(Entries from a dataset of interfaces)
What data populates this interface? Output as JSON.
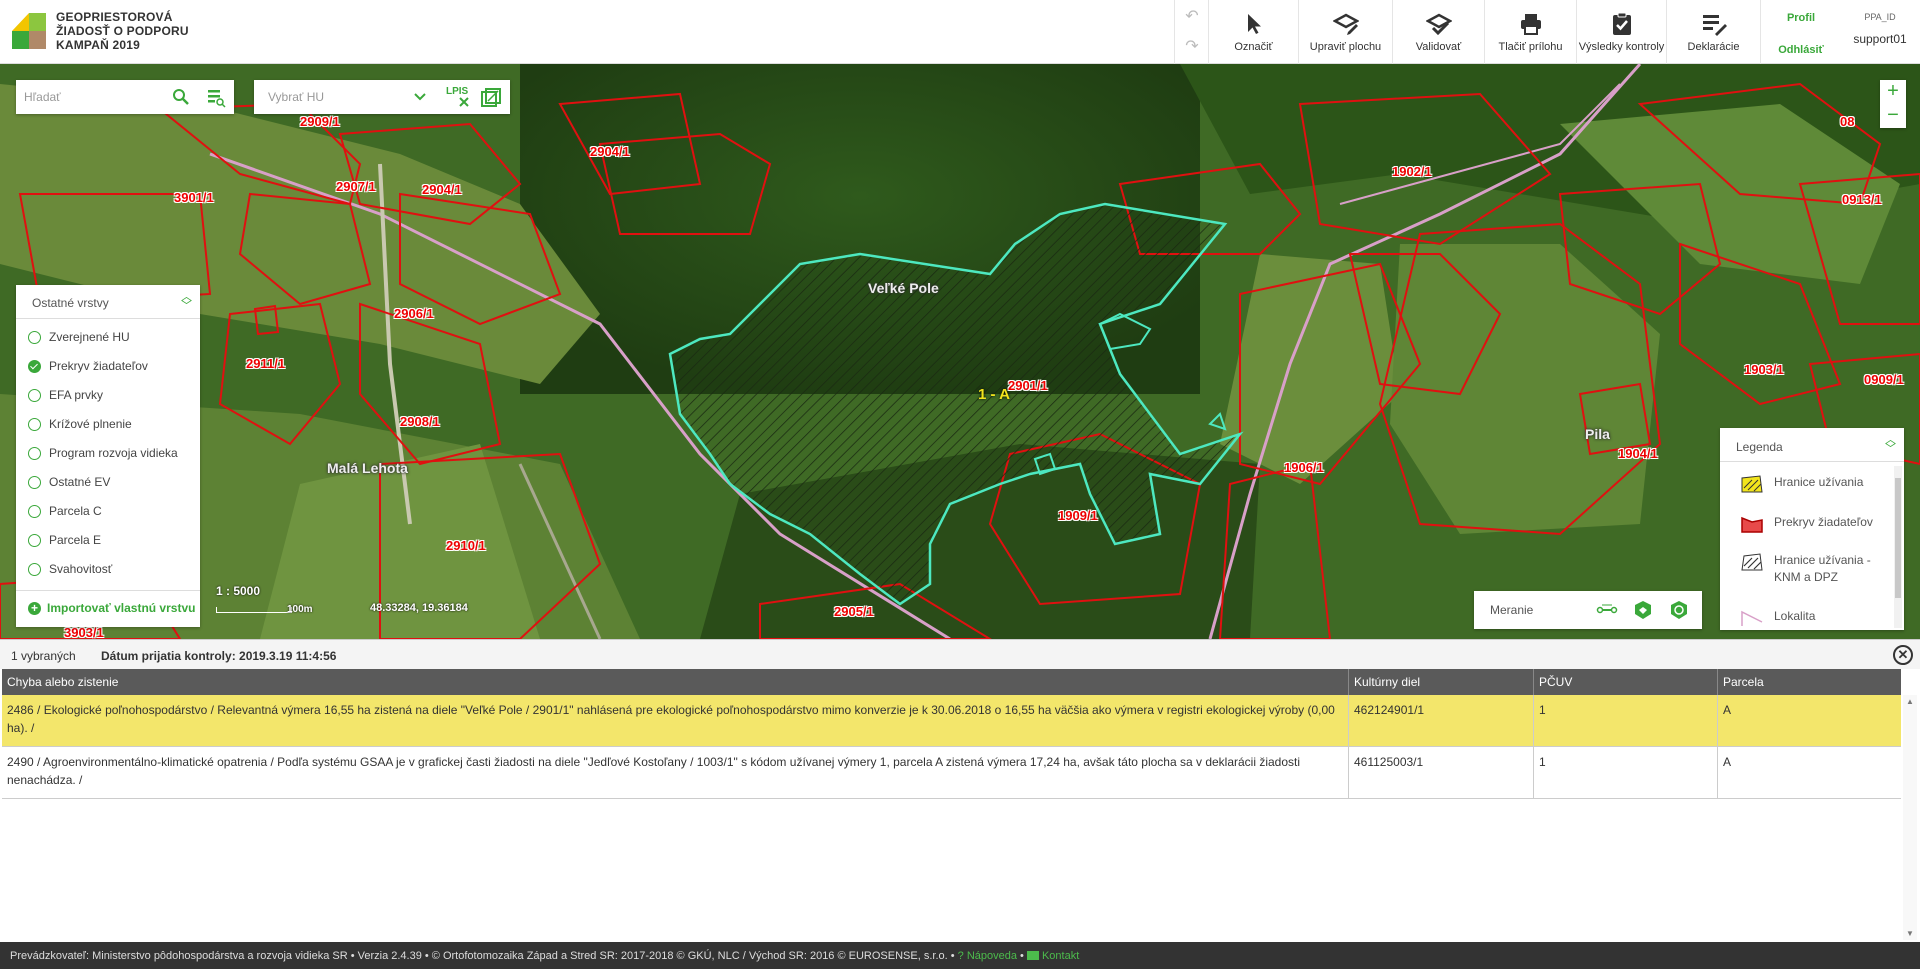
{
  "brand": {
    "line1": "GEOPRIESTOROVÁ",
    "line2": "ŽIADOSŤ O PODPORU",
    "line3": "KAMPAŇ 2019"
  },
  "toolbar": {
    "tools": [
      {
        "label": "Označiť",
        "icon": "pointer-icon"
      },
      {
        "label": "Upraviť plochu",
        "icon": "edit-area-icon"
      },
      {
        "label": "Validovať",
        "icon": "validate-icon"
      },
      {
        "label": "Tlačiť prílohu",
        "icon": "print-icon"
      },
      {
        "label": "Výsledky kontroly",
        "icon": "clipboard-check-icon"
      },
      {
        "label": "Deklarácie",
        "icon": "list-edit-icon"
      }
    ],
    "profile": "Profil",
    "logout": "Odhlásiť",
    "user_id_label": "PPA_ID",
    "username": "support01"
  },
  "search": {
    "placeholder": "Hľadať"
  },
  "hu_select": {
    "placeholder": "Vybrať HU",
    "lpis_label": "LPIS"
  },
  "layers": {
    "title": "Ostatné vrstvy",
    "items": [
      {
        "label": "Zverejnené HU",
        "checked": false
      },
      {
        "label": "Prekryv žiadateľov",
        "checked": true
      },
      {
        "label": "EFA prvky",
        "checked": false
      },
      {
        "label": "Krížové plnenie",
        "checked": false
      },
      {
        "label": "Program rozvoja vidieka",
        "checked": false
      },
      {
        "label": "Ostatné EV",
        "checked": false
      },
      {
        "label": "Parcela C",
        "checked": false
      },
      {
        "label": "Parcela E",
        "checked": false
      },
      {
        "label": "Svahovitosť",
        "checked": false
      }
    ],
    "import_label": "Importovať vlastnú vrstvu"
  },
  "map": {
    "scale": "1 : 5000",
    "scalebar_label": "100m",
    "coordinates": "48.33284, 19.36184",
    "places": [
      {
        "label": "Veľké Pole"
      },
      {
        "label": "Malá Lehota"
      },
      {
        "label": "Pila"
      }
    ],
    "parcel_selected": "1 - A",
    "parcels": [
      "2909/1",
      "2904/1",
      "2907/1",
      "2904/1",
      "3901/1",
      "2906/1",
      "2911/1",
      "2908/1",
      "2910/1",
      "2905/1",
      "3903/1",
      "2901/1",
      "1909/1",
      "1906/1",
      "1902/1",
      "1903/1",
      "1904/1",
      "0913/1",
      "0909/1",
      "08"
    ]
  },
  "measure": {
    "label": "Meranie"
  },
  "legend": {
    "title": "Legenda",
    "items": [
      {
        "label": "Hranice užívania",
        "icon": "usage-boundary-icon"
      },
      {
        "label": "Prekryv žiadateľov",
        "icon": "applicant-overlap-icon"
      },
      {
        "label": "Hranice užívania - KNM a DPZ",
        "icon": "usage-boundary-knm-icon"
      },
      {
        "label": "Lokalita",
        "icon": "locality-icon"
      }
    ]
  },
  "panel": {
    "selected_count": "1 vybraných",
    "date_label": "Dátum prijatia kontroly: 2019.3.19 11:4:56"
  },
  "table": {
    "columns": [
      "Chyba alebo zistenie",
      "Kultúrny diel",
      "PČUV",
      "Parcela"
    ],
    "rows": [
      {
        "finding": "2486 / Ekologické poľnohospodárstvo / Relevantná výmera 16,55 ha zistená na diele \"Veľké Pole / 2901/1\" nahlásená pre ekologické poľnohospodárstvo mimo konverzie je k 30.06.2018 o 16,55 ha väčšia ako výmera v registri ekologickej výroby (0,00 ha). /",
        "block": "462124901/1",
        "pcuv": "1",
        "parcel": "A",
        "selected": true
      },
      {
        "finding": "2490 / Agroenvironmentálno-klimatické opatrenia / Podľa systému GSAA je v grafickej časti žiadosti na diele \"Jedľové Kostoľany / 1003/1\" s kódom užívanej výmery 1, parcela A zistená výmera 17,24 ha, avšak táto plocha sa v deklarácii žiadosti nenachádza. /",
        "block": "461125003/1",
        "pcuv": "1",
        "parcel": "A",
        "selected": false
      }
    ]
  },
  "footer": {
    "text": "Prevádzkovateľ: Ministerstvo pôdohospodárstva a rozvoja vidieka SR • Verzia 2.4.39 • © Ortofotomozaika Západ a Stred SR: 2017-2018 © GKÚ, NLC / Východ SR: 2016 © EUROSENSE, s.r.o. •",
    "help": "Nápoveda",
    "contact": "Kontakt"
  },
  "colors": {
    "accent": "#3aa83a",
    "parcel_border": "#e01010",
    "selected_parcel": "#4de8c0",
    "row_highlight": "#f3e66b"
  }
}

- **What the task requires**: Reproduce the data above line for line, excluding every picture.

- **Result below**:
What data populates this interface? Output as JSON.
{
  "brand": {
    "line1": "GEOPRIESTOROVÁ",
    "line2": "ŽIADOSŤ O PODPORU",
    "line3": "KAMPAŇ 2019"
  },
  "toolbar": {
    "tools": [
      {
        "label": "Označiť",
        "icon": "pointer-icon"
      },
      {
        "label": "Upraviť plochu",
        "icon": "edit-area-icon"
      },
      {
        "label": "Validovať",
        "icon": "validate-icon"
      },
      {
        "label": "Tlačiť prílohu",
        "icon": "print-icon"
      },
      {
        "label": "Výsledky kontroly",
        "icon": "clipboard-check-icon"
      },
      {
        "label": "Deklarácie",
        "icon": "list-edit-icon"
      }
    ],
    "profile": "Profil",
    "logout": "Odhlásiť",
    "user_id_label": "PPA_ID",
    "username": "support01"
  },
  "search": {
    "placeholder": "Hľadať"
  },
  "hu_select": {
    "placeholder": "Vybrať HU",
    "lpis_label": "LPIS"
  },
  "layers": {
    "title": "Ostatné vrstvy",
    "items": [
      {
        "label": "Zverejnené HU",
        "checked": false
      },
      {
        "label": "Prekryv žiadateľov",
        "checked": true
      },
      {
        "label": "EFA prvky",
        "checked": false
      },
      {
        "label": "Krížové plnenie",
        "checked": false
      },
      {
        "label": "Program rozvoja vidieka",
        "checked": false
      },
      {
        "label": "Ostatné EV",
        "checked": false
      },
      {
        "label": "Parcela C",
        "checked": false
      },
      {
        "label": "Parcela E",
        "checked": false
      },
      {
        "label": "Svahovitosť",
        "checked": false
      }
    ],
    "import_label": "Importovať vlastnú vrstvu"
  },
  "map": {
    "scale": "1 : 5000",
    "scalebar_label": "100m",
    "coordinates": "48.33284, 19.36184",
    "places": [
      {
        "label": "Veľké Pole"
      },
      {
        "label": "Malá Lehota"
      },
      {
        "label": "Pila"
      }
    ],
    "parcel_selected": "1 - A",
    "parcels": [
      "2909/1",
      "2904/1",
      "2907/1",
      "2904/1",
      "3901/1",
      "2906/1",
      "2911/1",
      "2908/1",
      "2910/1",
      "2905/1",
      "3903/1",
      "2901/1",
      "1909/1",
      "1906/1",
      "1902/1",
      "1903/1",
      "1904/1",
      "0913/1",
      "0909/1",
      "08"
    ]
  },
  "measure": {
    "label": "Meranie"
  },
  "legend": {
    "title": "Legenda",
    "items": [
      {
        "label": "Hranice užívania",
        "icon": "usage-boundary-icon"
      },
      {
        "label": "Prekryv žiadateľov",
        "icon": "applicant-overlap-icon"
      },
      {
        "label": "Hranice užívania - KNM a DPZ",
        "icon": "usage-boundary-knm-icon"
      },
      {
        "label": "Lokalita",
        "icon": "locality-icon"
      }
    ]
  },
  "panel": {
    "selected_count": "1 vybraných",
    "date_label": "Dátum prijatia kontroly: 2019.3.19 11:4:56"
  },
  "table": {
    "columns": [
      "Chyba alebo zistenie",
      "Kultúrny diel",
      "PČUV",
      "Parcela"
    ],
    "rows": [
      {
        "finding": "2486 / Ekologické poľnohospodárstvo / Relevantná výmera 16,55 ha zistená na diele \"Veľké Pole / 2901/1\" nahlásená pre ekologické poľnohospodárstvo mimo konverzie je k 30.06.2018 o 16,55 ha väčšia ako výmera v registri ekologickej výroby (0,00 ha). /",
        "block": "462124901/1",
        "pcuv": "1",
        "parcel": "A",
        "selected": true
      },
      {
        "finding": "2490 / Agroenvironmentálno-klimatické opatrenia / Podľa systému GSAA je v grafickej časti žiadosti na diele \"Jedľové Kostoľany / 1003/1\" s kódom užívanej výmery 1, parcela A zistená výmera 17,24 ha, avšak táto plocha sa v deklarácii žiadosti nenachádza. /",
        "block": "461125003/1",
        "pcuv": "1",
        "parcel": "A",
        "selected": false
      }
    ]
  },
  "footer": {
    "text": "Prevádzkovateľ: Ministerstvo pôdohospodárstva a rozvoja vidieka SR • Verzia 2.4.39 • © Ortofotomozaika Západ a Stred SR: 2017-2018 © GKÚ, NLC / Východ SR: 2016 © EUROSENSE, s.r.o. •",
    "help": "Nápoveda",
    "contact": "Kontakt"
  },
  "colors": {
    "accent": "#3aa83a",
    "parcel_border": "#e01010",
    "selected_parcel": "#4de8c0",
    "row_highlight": "#f3e66b"
  }
}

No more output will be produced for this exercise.